Collecting Civil War memorabilia can be an affordable hobby. Unlike artifacts, and Civil War gear, memorabilia encompasses modern items that commemorate the war, as well as vintage items from that time period. Memorabilia includes books, magazines, and calendars, as well as old photographs, artwork, journals, and other types of ephemera.
What Is Civil War Memorabilia
The Civil War is a wide category, indeed. Some of the sub-categories that would be included in it are:
- Sale papers
- Manumission papers
- Other documents associated with slavery
- Certificates of Freedom
- Slave tags
- Black Americana posters, postcards, ads and such
- Segregation signs
- Civil War art
- Antique lithographs
- Illustrations from vintage sources
- Limited edition prints from well known, modern military artists
- Authors and other important historic figures of the time
- Requisition forms
- Military documents
- Postage Stamps
- Post Cards
This is by no means an all inclusive list. It is merely a place to begin considering what to collect. A number of modern objects could also be considered memorabilia from the Civil War, such as:
- Unique teapots commemorating the Civil War
- Books about the Civil War
- Prints and artwork
- Calendars, both from the Civil War era and modern
- Collectible figurines
- Collectible games, such as chess, with Civil War figures
Civil War memorabilia continues to be a highly sought after collectible. It is such an important turning point in American history that the items remain meaningful to many people. The prices of these vintage objects at auction often reach incredible amounts:
- The terms of surrender, signed by Robert E. Lee, went for $537,750.
- Photograph album from the Civil War was auctioned for over $77,000.00.
- A Confederate flag was sold for over $179,000.00
These prices will only go up as Civil War items become harder to find. Items with a known history are especially valuable. For example, if you had a collection of letters from a Union soldier, as well as his photograph and a button from his uniform, the value of the collection would be much more than the value of the individual pieces added together. If it was from an ancestor of yours the value would go up even more. Try to get as much information as possible on the background of the pieces you find.

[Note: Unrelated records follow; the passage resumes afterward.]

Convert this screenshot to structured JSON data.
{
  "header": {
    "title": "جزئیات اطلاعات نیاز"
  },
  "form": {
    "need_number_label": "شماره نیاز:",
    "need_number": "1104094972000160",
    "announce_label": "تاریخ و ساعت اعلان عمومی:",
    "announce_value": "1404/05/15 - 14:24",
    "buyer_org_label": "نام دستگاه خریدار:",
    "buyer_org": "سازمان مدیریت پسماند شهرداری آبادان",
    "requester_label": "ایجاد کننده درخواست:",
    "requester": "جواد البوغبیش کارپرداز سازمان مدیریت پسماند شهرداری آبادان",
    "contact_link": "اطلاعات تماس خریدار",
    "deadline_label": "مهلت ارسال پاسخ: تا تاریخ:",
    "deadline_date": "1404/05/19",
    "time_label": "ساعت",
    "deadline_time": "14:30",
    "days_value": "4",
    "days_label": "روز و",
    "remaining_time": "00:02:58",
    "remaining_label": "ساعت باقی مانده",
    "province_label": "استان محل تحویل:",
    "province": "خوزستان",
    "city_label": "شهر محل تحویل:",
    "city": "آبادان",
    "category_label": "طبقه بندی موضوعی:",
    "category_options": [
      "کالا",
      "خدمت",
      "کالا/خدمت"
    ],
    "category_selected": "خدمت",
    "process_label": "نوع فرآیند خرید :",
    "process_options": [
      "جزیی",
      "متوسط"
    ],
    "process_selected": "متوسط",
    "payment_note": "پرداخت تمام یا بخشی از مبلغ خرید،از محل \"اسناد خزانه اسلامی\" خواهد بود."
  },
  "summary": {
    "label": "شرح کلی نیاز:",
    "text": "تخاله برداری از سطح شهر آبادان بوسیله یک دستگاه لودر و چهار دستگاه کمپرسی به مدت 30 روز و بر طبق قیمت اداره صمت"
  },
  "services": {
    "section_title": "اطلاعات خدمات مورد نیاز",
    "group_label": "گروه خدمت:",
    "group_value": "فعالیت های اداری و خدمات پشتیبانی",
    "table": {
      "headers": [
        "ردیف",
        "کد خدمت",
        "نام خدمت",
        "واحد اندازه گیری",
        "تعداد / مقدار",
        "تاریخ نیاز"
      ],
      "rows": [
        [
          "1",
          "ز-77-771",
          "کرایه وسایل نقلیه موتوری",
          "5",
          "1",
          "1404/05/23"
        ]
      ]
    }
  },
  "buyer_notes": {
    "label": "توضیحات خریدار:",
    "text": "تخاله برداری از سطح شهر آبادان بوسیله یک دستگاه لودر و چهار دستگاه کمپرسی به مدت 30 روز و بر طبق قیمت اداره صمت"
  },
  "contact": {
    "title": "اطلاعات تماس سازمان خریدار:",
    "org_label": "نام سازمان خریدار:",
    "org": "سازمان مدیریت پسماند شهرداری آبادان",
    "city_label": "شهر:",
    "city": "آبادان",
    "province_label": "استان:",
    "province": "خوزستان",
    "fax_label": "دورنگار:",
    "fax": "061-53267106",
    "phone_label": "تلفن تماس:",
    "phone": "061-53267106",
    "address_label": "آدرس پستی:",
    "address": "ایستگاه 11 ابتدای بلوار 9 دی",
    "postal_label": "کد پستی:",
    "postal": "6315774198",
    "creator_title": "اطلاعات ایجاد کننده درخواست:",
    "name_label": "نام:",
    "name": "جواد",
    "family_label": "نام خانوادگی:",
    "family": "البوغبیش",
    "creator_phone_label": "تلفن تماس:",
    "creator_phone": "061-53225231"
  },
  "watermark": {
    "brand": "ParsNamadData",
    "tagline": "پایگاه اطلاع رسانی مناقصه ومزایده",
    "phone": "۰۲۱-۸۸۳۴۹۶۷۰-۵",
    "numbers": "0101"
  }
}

How to Begin Collecting Memorabilia
There are dangers in collecting any type of memorabilia and the Civil War era antiques are no exception. The market is flooded with items that are fakes and forgeries so let the buyer beware. There are a few things you can do to ensure that you are getting what you pay for:
- Collect a small genre of things. For example, collect only stamps, or flags, or photographs, or whatever you are interested in. By choosing to start small you will better be able to learn and research your collection. This way, you will be able to spot fakes more easily. As you learn more about the items and are more confident you can expand your collections to other categories.
- Get a Certificate of Authenticity whenever possible.
- Talk to other collectors.
- Go to trade shows, antique auctions and anywhere else that you can touch, and examine, Civil War memorabilia.
- Visit Civil War museums.
- Get a collectible price guide such as, Civil War Collector's Guide for Paper Memorabilia by Alan Charles Phillips, to keep up with prices and current information.
Finding Civil War Collectibles
While living near an old war field can be handy, the majority of items that are authentic collectible civil war items can be purchased in antique stores, on eBay and from fellow collectors. Serious collectors will rarely buy dug items though, since it is considered raiding someone's grave. Online auctions usually list items as either dug, or non-dug, so that collectors know where the items have come from. Most authentic items on the market that are in good condition usually come from families that have been collectors for generations or had a family member that served in the War Between the States.
Places to find authentic Civil War gear include the following:
Resources on the Internet
There are many resources on the Internet where you can view memorabilia, or buy it. You can talk with others who collect it on chat boards, or find the value of an object. Collecting is always more fun when you have someone to share your excitement with.
To get the most enjoyment from your collectible memorabilia be sure to display it properly, and in a way that will protect it from sunlight, dust and fingerprints. Glass front cabinets, glass top tables and special photograph albums with acid free papers are examples of ways that these fascinating pieces of history can be displayed. Small vignettes can be created for more sturdy pieces of memorabilia.
By collecting these wonderful pieces of history, you are preserving the past for the future.